I remember a meeting I had some years ago with a couple of brothers in Christ. We needed to find a speaker for a men’s retreat. One man said, “The last thing we want is theology. We need something practical.” Too often, that’s the assumption: theology is not helpful. But when the retreat was done, the speaker proved to be quite helpful precisely because he was theological. He taught the doctrines of God’s Word with clarity, conviction, and a call to respond.
What Is Helpful Theology?
Theology is serious thinking about Christian doctrine. The doctrines of the faith summarize and explain the teachings of the Holy Scriptures. The Bible commends “sound doctrine” (Titus 2:1), which means healthy teaching.
Systematic theology is the study of what the whole Bible teaches about a given doctrine and its connection to other doctrines.
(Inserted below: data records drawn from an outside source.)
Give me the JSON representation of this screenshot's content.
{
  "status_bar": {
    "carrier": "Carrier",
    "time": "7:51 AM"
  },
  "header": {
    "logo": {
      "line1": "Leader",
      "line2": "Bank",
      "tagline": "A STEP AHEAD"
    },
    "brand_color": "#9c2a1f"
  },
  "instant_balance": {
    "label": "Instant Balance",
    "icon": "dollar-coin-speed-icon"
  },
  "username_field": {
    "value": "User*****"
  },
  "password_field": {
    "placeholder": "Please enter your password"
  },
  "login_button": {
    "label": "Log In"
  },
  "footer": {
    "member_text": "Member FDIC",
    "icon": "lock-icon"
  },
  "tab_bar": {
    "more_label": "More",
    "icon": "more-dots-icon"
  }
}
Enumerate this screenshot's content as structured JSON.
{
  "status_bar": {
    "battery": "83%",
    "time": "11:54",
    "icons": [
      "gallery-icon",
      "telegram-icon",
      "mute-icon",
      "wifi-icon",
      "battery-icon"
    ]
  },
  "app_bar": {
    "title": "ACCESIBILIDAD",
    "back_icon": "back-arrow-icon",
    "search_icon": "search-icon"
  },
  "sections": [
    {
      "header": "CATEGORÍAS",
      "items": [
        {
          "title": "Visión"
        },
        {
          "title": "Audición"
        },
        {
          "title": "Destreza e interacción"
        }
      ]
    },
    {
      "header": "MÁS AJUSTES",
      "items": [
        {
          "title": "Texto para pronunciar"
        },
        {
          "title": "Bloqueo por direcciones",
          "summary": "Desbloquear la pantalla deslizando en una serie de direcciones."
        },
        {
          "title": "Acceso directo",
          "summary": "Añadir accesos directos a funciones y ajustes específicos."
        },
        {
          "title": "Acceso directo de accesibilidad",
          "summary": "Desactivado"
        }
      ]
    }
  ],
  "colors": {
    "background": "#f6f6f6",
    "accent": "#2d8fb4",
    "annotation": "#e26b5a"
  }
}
For example, how can a sinner be justified or counted righteous by God? What does justification show us about God, Christ, and ourselves?
The purpose of systematic theology, like all Christian teaching, is not to cause arguments but to strengthen faith and godliness (1 Tim. 1:4–5). As Reformed theologians have said, “Theology is the doctrine of living to God by Christ.”
But that does not mean that all theology is helpful. When I opened the first systematic theology I ever read, I thought, “This is great! The author is thinking deeply about the faith.” But in that book, the author said that it is absurd to talk about the resurrection of Christ’s physical body from the dead. The author was an unbeliever. Needless to say, I put that book down.
Systematic theology is only helpful if it is faithful to the Word of God, especially the gospel that Christ died for our sins and rose from the dead (1 Cor. 15:3–4). Therefore, we should exercise discernment. We can learn something from virtually anyone, even unbelievers. But when we study doctrine and theology, we must choose our teachers wisely.
Why Is Theology Helpful?
Systematic theology is helpful because knowledge is a key to growing in grace (2 Peter 1:2; 2 Peter 3:18). The very essence of eternal life is knowing God (John 17:3). The Apostle Paul treasured the knowledge of Christ above all other things (Phil. 3:8). Paul counted himself privileged to preach “the unsearchable riches of Christ” (Eph. 3:8).
Too often, we just go through life without thinking about why we do what we do. Systematic theology draws from the Bible answers to life’s biggest questions. Who is God? What is His purpose for the world? Who am I? Why am I here? Why is there evil? How do I overcome it? Who are the people who can help me? Where is history going?
Best of all, Christian theology is a means of knowing the triune God: the Father in His eternal love, the Son in His saving grace, and the Holy Spirit in the sweet fellowship He gives us with God and each other (2 Cor. 13:14). The knowledge of the Lord is worth more than all human wisdom, power, and wealth (Jer. 9:23–24). God uses His Word to set us free and make us holy, as He is holy (John 8:31–32; John 17:17).
How Can We Read Theology in a Helpful Way?
The responsibility to make theology helpful does not rest solely on the author. The reader has work to do as well. Here are some tips on how to make the best use of systematic theology.
1. Read theology to feed your love, not your pride.
Knowledge tends to puff us up with arrogance, but if our motive is love we will aim to build up other people (1 Cor. 8:1).
2. Read theology with an open Bible.
Look up Scripture references. Read them in context. Be like the Bereans, who were “examining the Scriptures daily” to verify what they heard (Acts 17:11).
3. Read theology prayerfully.
Don’t just read about God; read in the presence of God. Seek God as you study. Feed your soul with His glory and grace (Ps. 63:5–8). Love God with “all your mind” (Mark 12:30).
4. Read theology with faith in Christ. Christ is the Word, the revealer of God (John 1:1, 18).
Depend on Him to open your mind to understand the Word (Luke 24:45).
5. Read theology with attention and meditation (2 Tim. 2:7).
We read some books quickly for tidbits of insight. But a good systematic theology is worth reading carefully.
6. Read theology knowing your limitations.
You are not God. Therefore, it is foolish to think that you can fully understand God (Ps. 145:3). But you are a human being created in the image of God (Gen. 1:27). Therefore, by Christ’s grace you can know God (1 John 5:20).
7. Read theology for doxology.
Frequently offer God praise and thanksgiving for what He is revealing about Himself (Ps. 119:164). That makes theology a foretaste of heaven!